“The U.S. Army Medicine Civilian Corps wishes to give our sincerest thanks to the brave families, veterans, and military personnel who we have the privilege to serve every day.”
Fort Sam Houston, Texas (PRWEB) November 11, 2014
November marks a time to give thanks - not only to our Veterans, but also to the committed families of our servicemen and women. The Civilian Corps of the U.S. Army Medical Command (MEDCOM) recognizes the month of November as a time to honor the families, veterans, and Army servicemen and women they have the privilege to serve every day.
“We recognize Veteran’s day on November 11th to honor the men and women who are serving and those who have served. Additionally, we observe the month of November as a time to celebrate their families who also sacrifice a great deal supporting the uniformed service member,” states Dr. Joseph Harrison, Jr., Chief, Recruitment and Retention, Headquarters U.S. Army Medical Command, Civilian Human Resources.

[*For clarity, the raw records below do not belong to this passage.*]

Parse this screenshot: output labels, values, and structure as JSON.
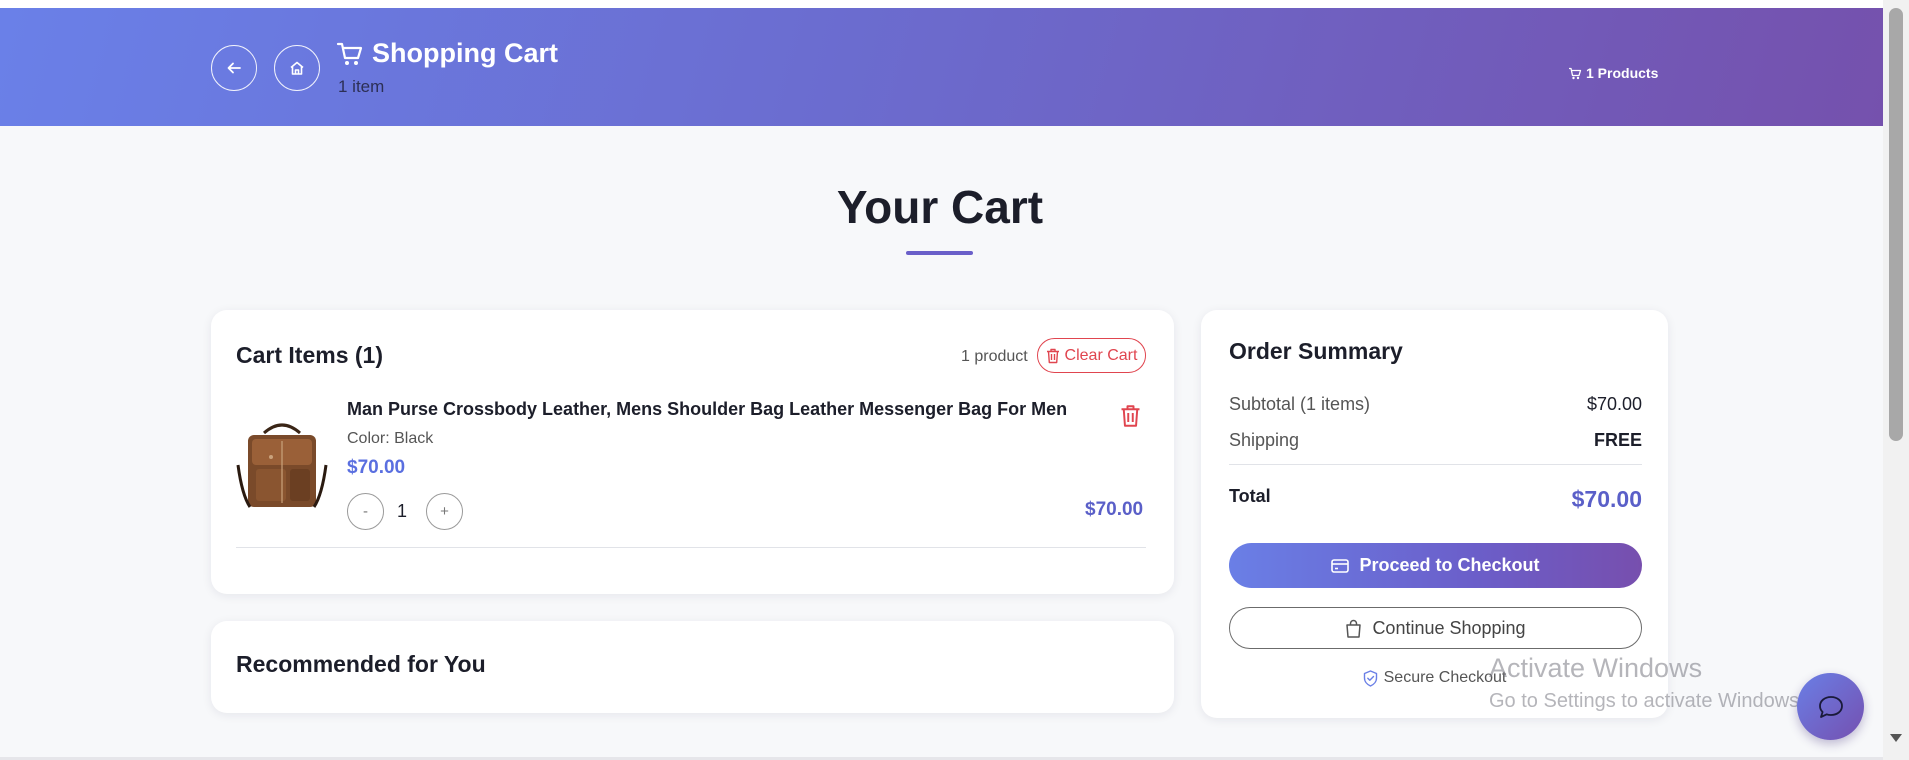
{
  "header": {
    "title": "Shopping Cart",
    "subtitle": "1 item",
    "products_badge": "1 Products",
    "icons": [
      "arrow-left-icon",
      "home-icon",
      "cart-icon"
    ]
  },
  "page_title": "Your Cart",
  "cart": {
    "title": "Cart Items (1)",
    "product_count": "1 product",
    "clear_label": "Clear Cart",
    "items": [
      {
        "name": "Man Purse Crossbody Leather, Mens Shoulder Bag Leather Messenger Bag For Men",
        "color": "Color: Black",
        "price": "$70.00",
        "quantity_minus": "-",
        "quantity": "1",
        "quantity_plus": "+",
        "line_total": "$70.00"
      }
    ]
  },
  "recommended": {
    "title": "Recommended for You"
  },
  "summary": {
    "title": "Order Summary",
    "subtotal_label": "Subtotal (1 items)",
    "subtotal_value": "$70.00",
    "shipping_label": "Shipping",
    "shipping_value": "FREE",
    "total_label": "Total",
    "total_value": "$70.00",
    "checkout_label": "Proceed to Checkout",
    "continue_label": "Continue Shopping",
    "secure_label": "Secure Checkout"
  },
  "watermark": {
    "line1": "Activate Windows",
    "line2": "Go to Settings to activate Windows."
  },
  "colors": {
    "header_start": "#6a80e8",
    "header_end": "#7551ad",
    "accent": "#5a5fc8",
    "danger": "#e0454f"
  }
}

He continues, “Together, the U.S. Army Medicine Civilian Corps wishes to give our sincerest thanks to the brave families, veterans, and military personnel who we have the privilege to serve every day.”
Veteran’s day, formally known as Armistice Day, dates back to the end of World War I. It was not officially decreed as a national holiday until 1954 when Dwight D. Eisenhower signed the first Veteran’s Day proclamation.
November is also recognized as National Military Family Appreciation Month. This year, President Obama signed a proclamation calling on all Americans to “honor military families through private actions and public service for the tremendous contributions they make in support of our service members and our Nation.”
Veteran’s Day and Military Family Appreciation Month provide all Americans - civilians and service members - the opportunity to reflect on the sacrifices of our nation’s armed forces and their families. As you celebrate Thanksgiving and celebrate all that you’re thankful for, remember to give thanks to the military families and veterans who have served and sacrificed.
Civilians make up approximately 60% of the total Army Medicine workforce and provide day-to-day care for Army Soldiers, beneficiaries and their families at Army hospitals and clinics worldwide. The Civilian Corps provides rewarding career opportunities for civilian nurses, physicians, surgeons, and more to serve those who serve their country.
Employees are not subject to military requirements, such as enlistment or deployment, and receive excellent benefits, including flexible work schedules, competitive salaries, health insurance and access to state-of-the-art training and equipment. For more information about opportunities with the Civilian Corps, please visit http://www.CivilianMedicalJobs.com.